■ Information

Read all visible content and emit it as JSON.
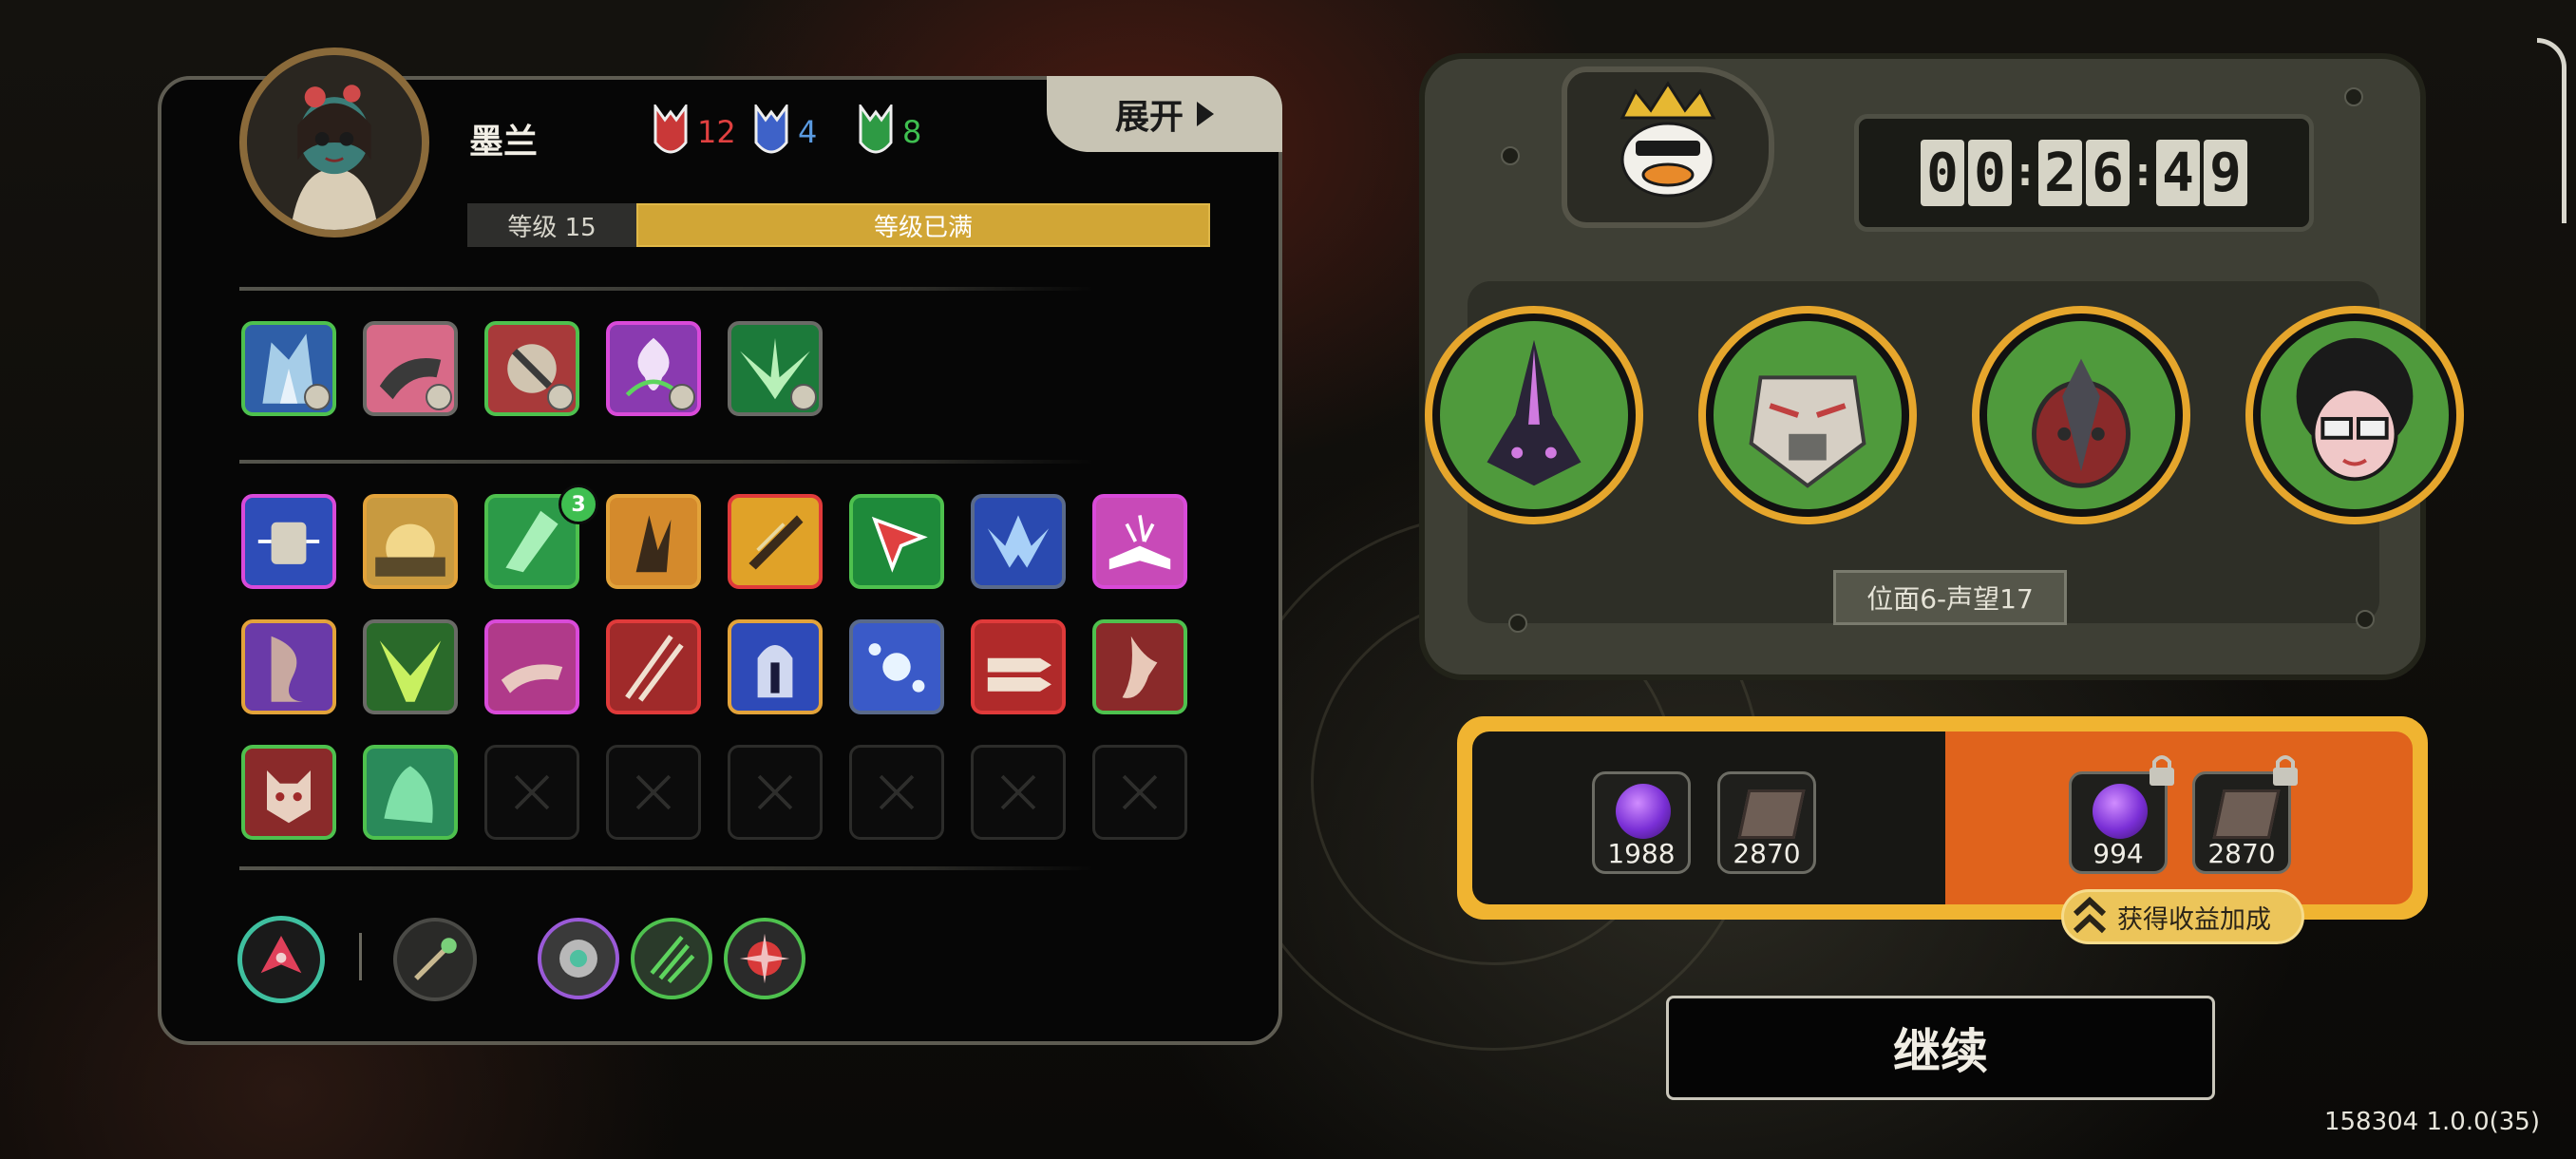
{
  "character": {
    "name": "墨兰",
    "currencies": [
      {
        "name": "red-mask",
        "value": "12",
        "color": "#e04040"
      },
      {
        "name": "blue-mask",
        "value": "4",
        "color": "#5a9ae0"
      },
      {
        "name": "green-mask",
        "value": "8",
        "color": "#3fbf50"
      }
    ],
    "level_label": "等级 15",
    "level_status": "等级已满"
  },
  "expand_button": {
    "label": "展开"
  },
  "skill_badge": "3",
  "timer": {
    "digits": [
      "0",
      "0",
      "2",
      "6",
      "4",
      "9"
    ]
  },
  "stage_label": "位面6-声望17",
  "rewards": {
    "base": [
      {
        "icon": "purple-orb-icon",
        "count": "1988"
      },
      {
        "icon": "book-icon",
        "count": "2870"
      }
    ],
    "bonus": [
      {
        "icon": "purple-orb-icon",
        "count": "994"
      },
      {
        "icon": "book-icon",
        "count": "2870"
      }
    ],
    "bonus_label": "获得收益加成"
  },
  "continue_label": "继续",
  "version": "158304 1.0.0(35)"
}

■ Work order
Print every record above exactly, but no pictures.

■ Result
Read all visible content and emit it as JSON.
{
  "character": {
    "name": "墨兰",
    "currencies": [
      {
        "name": "red-mask",
        "value": "12",
        "color": "#e04040"
      },
      {
        "name": "blue-mask",
        "value": "4",
        "color": "#5a9ae0"
      },
      {
        "name": "green-mask",
        "value": "8",
        "color": "#3fbf50"
      }
    ],
    "level_label": "等级 15",
    "level_status": "等级已满"
  },
  "expand_button": {
    "label": "展开"
  },
  "skill_badge": "3",
  "timer": {
    "digits": [
      "0",
      "0",
      "2",
      "6",
      "4",
      "9"
    ]
  },
  "stage_label": "位面6-声望17",
  "rewards": {
    "base": [
      {
        "icon": "purple-orb-icon",
        "count": "1988"
      },
      {
        "icon": "book-icon",
        "count": "2870"
      }
    ],
    "bonus": [
      {
        "icon": "purple-orb-icon",
        "count": "994"
      },
      {
        "icon": "book-icon",
        "count": "2870"
      }
    ],
    "bonus_label": "获得收益加成"
  },
  "continue_label": "继续",
  "version": "158304 1.0.0(35)"
}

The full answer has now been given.